ACTIVITY - A complete and exact copy of the data below is the task.
[EXERCISE MATERIAL Boundary: Start]
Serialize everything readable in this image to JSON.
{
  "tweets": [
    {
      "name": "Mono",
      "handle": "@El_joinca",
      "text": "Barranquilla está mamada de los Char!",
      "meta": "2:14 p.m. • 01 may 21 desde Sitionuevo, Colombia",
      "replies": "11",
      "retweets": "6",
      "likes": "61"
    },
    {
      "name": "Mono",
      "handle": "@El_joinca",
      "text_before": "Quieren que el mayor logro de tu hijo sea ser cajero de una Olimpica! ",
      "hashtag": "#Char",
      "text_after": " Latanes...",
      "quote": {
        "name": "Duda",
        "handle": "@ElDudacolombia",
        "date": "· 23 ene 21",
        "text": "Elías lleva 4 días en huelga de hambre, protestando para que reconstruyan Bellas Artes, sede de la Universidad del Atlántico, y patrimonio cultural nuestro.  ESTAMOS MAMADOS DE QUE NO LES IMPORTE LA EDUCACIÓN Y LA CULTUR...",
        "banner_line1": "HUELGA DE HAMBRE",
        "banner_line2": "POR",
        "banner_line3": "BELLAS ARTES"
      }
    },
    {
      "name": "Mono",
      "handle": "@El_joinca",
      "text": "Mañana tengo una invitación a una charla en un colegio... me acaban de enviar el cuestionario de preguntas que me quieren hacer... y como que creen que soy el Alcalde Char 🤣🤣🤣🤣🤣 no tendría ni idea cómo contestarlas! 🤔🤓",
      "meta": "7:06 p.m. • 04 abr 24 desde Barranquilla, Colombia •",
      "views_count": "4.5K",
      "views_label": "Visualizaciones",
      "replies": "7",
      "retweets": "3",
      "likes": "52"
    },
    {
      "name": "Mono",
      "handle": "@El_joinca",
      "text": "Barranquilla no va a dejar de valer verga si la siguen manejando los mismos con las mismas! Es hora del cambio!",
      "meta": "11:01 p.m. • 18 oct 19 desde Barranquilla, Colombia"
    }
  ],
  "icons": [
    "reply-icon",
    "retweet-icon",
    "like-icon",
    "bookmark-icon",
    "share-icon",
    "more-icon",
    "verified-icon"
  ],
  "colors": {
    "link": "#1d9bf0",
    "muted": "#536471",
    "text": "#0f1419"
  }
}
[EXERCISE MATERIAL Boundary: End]
SOLVED PROBLEM -
Serialize everything readable in this image to JSON.
{
  "tweets": [
    {
      "name": "Mono",
      "handle": "@El_joinca",
      "text": "Barranquilla está mamada de los Char!",
      "meta": "2:14 p.m. • 01 may 21 desde Sitionuevo, Colombia",
      "replies": "11",
      "retweets": "6",
      "likes": "61"
    },
    {
      "name": "Mono",
      "handle": "@El_joinca",
      "text_before": "Quieren que el mayor logro de tu hijo sea ser cajero de una Olimpica! ",
      "hashtag": "#Char",
      "text_after": " Latanes...",
      "quote": {
        "name": "Duda",
        "handle": "@ElDudacolombia",
        "date": "· 23 ene 21",
        "text": "Elías lleva 4 días en huelga de hambre, protestando para que reconstruyan Bellas Artes, sede de la Universidad del Atlántico, y patrimonio cultural nuestro.  ESTAMOS MAMADOS DE QUE NO LES IMPORTE LA EDUCACIÓN Y LA CULTUR...",
        "banner_line1": "HUELGA DE HAMBRE",
        "banner_line2": "POR",
        "banner_line3": "BELLAS ARTES"
      }
    },
    {
      "name": "Mono",
      "handle": "@El_joinca",
      "text": "Mañana tengo una invitación a una charla en un colegio... me acaban de enviar el cuestionario de preguntas que me quieren hacer... y como que creen que soy el Alcalde Char 🤣🤣🤣🤣🤣 no tendría ni idea cómo contestarlas! 🤔🤓",
      "meta": "7:06 p.m. • 04 abr 24 desde Barranquilla, Colombia •",
      "views_count": "4.5K",
      "views_label": "Visualizaciones",
      "replies": "7",
      "retweets": "3",
      "likes": "52"
    },
    {
      "name": "Mono",
      "handle": "@El_joinca",
      "text": "Barranquilla no va a dejar de valer verga si la siguen manejando los mismos con las mismas! Es hora del cambio!",
      "meta": "11:01 p.m. • 18 oct 19 desde Barranquilla, Colombia"
    }
  ],
  "icons": [
    "reply-icon",
    "retweet-icon",
    "like-icon",
    "bookmark-icon",
    "share-icon",
    "more-icon",
    "verified-icon"
  ],
  "colors": {
    "link": "#1d9bf0",
    "muted": "#536471",
    "text": "#0f1419"
  }
}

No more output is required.